The Curious Case of Non-Stiffness

When the rain comes (3)

Originally uploaded by VeNiVi

My long slow run yesterday was 19 kilometres in 2 hours and 10 minutes. It rained the entire time, by the first five km I was thoroughly soaked. At the 1:40 mark, in the middle of our second 30-minute tempo pick-up, my left hip and calf started to twinge with tightness.

Afterwards I had a bath, ate, went out to get groceries, ate again, and slept for an hour and a half, then cleaned my place and hosted friends for dinner. I finally got the kitchen clean and went to bed at 1 am. In all that time – no hobbling with stiffness. No sore feet. No blisters.

I woke up this morning – a little dehydrated from the wine, but feeling great otherwise. No lactic-acid-drenched legs, feet perfectly fine.

What?? After last week’s run of just over an hour I stiffened up by dinnertime! I must replicate this non-stiffness in the future. What did I do right?

I think I did four things to help my recovery – long hot soak, lots of hot tea, restorative nap and light activity.

When I got home I threw off the soaked clothes and ran a hot bath. My skin was red where my soaked running clothes had touched. The hot water actually felt cold until I started to warm up. My daughter boiled a kettle of water and slowly added it until it was the temperature of a hot tub. Ahhhh. It was hard to get out of there.

Rehydrating is essential – I drank two big mugs of tea.

After I shopped for the evening’s meal, I crawled back into bed and was blissfully napping until it was time to get up, clean up and start prepping for my dinner – halibut fillets in an orange teriyaki sauce, new steamed potatoes, asparagus, salad, olives, whole-grain baguette. My dear friends brought pie – PIE! for dessert. Yum…

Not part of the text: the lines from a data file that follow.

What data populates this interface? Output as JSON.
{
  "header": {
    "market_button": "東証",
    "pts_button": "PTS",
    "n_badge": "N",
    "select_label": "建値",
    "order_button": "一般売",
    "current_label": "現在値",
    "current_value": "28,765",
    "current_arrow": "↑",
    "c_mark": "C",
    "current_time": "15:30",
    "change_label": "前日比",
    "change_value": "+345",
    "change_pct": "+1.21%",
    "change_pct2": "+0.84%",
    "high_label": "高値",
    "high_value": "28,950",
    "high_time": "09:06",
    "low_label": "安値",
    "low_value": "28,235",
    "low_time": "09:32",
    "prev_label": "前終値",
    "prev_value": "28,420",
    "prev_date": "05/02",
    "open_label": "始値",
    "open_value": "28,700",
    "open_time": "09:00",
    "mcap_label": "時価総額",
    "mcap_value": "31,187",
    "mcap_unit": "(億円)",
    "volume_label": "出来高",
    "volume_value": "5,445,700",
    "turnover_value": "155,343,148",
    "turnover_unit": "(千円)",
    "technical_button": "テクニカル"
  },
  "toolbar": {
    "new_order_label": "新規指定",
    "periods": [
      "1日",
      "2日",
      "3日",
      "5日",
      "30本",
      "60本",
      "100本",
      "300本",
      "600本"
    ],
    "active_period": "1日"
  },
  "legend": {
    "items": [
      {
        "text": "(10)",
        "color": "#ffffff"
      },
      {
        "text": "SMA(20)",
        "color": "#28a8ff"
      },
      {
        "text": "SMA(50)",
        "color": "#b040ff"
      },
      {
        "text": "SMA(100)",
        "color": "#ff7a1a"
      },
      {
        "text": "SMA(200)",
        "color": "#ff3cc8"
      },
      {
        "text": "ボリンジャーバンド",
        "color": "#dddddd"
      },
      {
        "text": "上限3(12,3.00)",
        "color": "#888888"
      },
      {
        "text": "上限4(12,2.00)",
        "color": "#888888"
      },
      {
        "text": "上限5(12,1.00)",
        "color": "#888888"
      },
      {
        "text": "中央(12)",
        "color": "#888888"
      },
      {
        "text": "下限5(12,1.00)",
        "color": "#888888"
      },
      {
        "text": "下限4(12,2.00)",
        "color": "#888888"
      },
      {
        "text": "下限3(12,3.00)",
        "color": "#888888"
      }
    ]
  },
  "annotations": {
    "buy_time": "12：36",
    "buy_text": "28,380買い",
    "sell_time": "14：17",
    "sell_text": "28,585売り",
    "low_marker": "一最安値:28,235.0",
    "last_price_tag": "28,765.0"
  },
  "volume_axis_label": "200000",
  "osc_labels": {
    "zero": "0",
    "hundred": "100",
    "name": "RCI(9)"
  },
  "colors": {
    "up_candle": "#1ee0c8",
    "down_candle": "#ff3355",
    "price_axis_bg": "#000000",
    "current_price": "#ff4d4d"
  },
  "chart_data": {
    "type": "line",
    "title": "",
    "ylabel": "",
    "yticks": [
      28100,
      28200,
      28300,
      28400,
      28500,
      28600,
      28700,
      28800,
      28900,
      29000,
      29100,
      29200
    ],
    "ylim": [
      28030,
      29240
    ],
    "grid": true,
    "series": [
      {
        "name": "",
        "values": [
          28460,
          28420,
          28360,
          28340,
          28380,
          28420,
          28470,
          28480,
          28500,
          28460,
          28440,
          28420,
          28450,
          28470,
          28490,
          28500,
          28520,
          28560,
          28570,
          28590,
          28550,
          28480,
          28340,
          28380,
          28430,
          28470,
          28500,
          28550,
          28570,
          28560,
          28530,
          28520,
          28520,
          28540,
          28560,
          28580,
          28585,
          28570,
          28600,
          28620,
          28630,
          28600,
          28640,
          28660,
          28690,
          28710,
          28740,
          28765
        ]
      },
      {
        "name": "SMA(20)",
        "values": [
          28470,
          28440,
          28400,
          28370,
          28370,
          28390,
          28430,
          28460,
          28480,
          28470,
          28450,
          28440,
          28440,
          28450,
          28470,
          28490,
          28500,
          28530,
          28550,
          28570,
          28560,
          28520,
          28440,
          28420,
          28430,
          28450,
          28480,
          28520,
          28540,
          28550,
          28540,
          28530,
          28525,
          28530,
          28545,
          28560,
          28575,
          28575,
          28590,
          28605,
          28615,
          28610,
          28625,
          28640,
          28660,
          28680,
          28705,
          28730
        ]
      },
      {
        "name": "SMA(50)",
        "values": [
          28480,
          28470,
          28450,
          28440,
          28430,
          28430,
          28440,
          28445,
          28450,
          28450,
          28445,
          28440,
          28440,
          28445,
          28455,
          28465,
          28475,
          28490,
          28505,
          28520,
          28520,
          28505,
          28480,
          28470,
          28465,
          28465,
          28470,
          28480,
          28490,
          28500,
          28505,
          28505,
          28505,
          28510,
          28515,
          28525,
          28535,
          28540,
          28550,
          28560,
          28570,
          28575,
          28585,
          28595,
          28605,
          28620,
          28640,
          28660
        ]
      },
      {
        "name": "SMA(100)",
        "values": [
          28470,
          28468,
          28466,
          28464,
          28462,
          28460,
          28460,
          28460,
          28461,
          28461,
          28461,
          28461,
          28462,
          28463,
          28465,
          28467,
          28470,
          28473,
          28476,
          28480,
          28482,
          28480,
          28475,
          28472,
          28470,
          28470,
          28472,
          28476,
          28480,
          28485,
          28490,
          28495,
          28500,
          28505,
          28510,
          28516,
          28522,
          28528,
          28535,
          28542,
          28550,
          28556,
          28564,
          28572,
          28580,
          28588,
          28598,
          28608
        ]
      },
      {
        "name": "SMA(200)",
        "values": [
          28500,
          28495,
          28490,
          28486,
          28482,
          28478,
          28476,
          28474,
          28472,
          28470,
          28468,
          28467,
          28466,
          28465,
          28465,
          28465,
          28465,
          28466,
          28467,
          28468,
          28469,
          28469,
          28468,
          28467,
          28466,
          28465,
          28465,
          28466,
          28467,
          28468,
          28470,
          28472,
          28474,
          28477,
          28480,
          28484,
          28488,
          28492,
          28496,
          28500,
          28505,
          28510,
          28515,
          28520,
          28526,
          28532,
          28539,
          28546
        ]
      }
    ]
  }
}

I made sure to drink a big glass of water as I was washing up after they left. I think the fact I didn’t just lay on the couch and watch movies and eat cereal had a lot to do with it – I kept moving — cooking and eating well and laughing with my friends.

It was absolutely lovely to wake up feeling great with supple, not wooden, legs. I felt like a kid I was so happy! Get ready for more dinner parties thrown by yours truly.